Failing to understand and follow re-entry intervals

Re-entry intervals (REIs) refer to the minimum amount of time that must elapse between a pesticide application and re-entering the treated area. Failing to understand and follow re-entry intervals is a mistake that can pose health risks to workers or visitors on your farm. Pesticides may linger in the air, soil, or on plants after application, and entering these areas too soon can lead to inhalation, dermal contact, or accidental ingestion. Always consult the pesticide label for its specific re-entry interval and ensure that the designated time has passed before allowing access to treated areas.

In conclusion, using pesticides on your farm can be an effective tool for controlling pests and protecting your crops. However, it’s important to avoid common mistakes that can compromise their effectiveness, pose risks to human health or the environment, or lead to unnecessary expenses. By following label instructions, prioritizing safety measures, using pesticides judiciously, considering environmental impacts, timing applications correctly, properly identifying pests, maintaining equipment, keeping accurate records, embracing integrated pest management principles, and respecting label warnings and precautions, you can maximize the benefits of pesticide use while minimizing potential negative impacts. Remember, a comprehensive and responsible approach to pesticide use is key to achieving successful pest management on your farm.
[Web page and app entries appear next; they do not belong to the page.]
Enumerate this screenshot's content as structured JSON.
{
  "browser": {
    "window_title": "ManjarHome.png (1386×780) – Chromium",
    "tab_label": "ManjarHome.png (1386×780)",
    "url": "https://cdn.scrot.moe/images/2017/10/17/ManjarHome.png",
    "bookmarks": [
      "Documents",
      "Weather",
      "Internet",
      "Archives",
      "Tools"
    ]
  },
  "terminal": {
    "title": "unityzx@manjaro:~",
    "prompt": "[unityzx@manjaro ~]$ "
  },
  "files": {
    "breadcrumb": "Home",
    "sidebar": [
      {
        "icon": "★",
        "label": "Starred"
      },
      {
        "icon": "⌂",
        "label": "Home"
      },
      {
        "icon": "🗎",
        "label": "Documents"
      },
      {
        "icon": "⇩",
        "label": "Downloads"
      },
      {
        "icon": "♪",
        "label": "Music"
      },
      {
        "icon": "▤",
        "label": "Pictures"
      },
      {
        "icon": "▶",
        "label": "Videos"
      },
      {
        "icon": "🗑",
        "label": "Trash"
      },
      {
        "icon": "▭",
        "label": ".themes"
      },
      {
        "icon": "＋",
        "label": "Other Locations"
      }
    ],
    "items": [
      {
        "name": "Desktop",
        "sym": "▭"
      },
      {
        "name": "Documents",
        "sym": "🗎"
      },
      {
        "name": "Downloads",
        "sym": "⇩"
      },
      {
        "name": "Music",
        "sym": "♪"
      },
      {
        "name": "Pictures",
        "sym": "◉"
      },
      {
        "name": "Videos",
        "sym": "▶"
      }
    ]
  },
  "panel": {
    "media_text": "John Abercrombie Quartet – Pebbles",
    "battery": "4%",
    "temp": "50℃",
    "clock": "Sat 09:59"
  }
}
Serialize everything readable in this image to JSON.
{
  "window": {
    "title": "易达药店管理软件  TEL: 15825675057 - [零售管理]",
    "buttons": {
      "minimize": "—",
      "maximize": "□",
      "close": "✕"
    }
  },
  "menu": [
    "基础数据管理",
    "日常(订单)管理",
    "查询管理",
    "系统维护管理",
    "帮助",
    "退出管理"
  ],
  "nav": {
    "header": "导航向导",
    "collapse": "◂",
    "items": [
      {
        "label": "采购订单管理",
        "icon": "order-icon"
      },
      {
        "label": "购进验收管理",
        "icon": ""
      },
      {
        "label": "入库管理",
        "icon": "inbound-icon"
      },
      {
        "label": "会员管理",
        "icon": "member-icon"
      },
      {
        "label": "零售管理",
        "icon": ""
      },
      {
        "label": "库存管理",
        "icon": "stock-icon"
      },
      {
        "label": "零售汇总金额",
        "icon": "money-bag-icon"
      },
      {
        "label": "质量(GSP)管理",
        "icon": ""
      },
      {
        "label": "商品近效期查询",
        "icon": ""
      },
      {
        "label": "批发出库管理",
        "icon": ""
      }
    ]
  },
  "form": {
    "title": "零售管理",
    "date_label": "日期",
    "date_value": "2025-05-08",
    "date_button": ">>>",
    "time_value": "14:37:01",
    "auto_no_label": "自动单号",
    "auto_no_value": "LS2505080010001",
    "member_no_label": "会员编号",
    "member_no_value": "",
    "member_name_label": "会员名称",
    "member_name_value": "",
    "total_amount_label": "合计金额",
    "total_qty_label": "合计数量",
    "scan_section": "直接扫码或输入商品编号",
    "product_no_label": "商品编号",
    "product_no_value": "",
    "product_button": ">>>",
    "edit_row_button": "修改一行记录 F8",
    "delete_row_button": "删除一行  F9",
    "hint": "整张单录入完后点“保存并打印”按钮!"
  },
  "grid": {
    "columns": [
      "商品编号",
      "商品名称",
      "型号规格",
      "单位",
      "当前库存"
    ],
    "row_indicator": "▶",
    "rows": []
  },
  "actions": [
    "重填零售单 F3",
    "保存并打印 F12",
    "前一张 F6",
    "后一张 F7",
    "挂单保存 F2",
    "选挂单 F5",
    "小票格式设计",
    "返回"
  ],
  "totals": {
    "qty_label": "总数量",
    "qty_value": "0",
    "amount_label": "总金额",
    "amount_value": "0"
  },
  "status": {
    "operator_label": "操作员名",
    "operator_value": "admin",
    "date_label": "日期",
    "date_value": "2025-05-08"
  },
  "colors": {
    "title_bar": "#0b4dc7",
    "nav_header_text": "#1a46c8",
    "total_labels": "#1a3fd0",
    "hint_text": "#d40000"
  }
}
This post may contain affiliate links which means I may receive a commission for purchases made through links.  Learn more on my Private Policy page.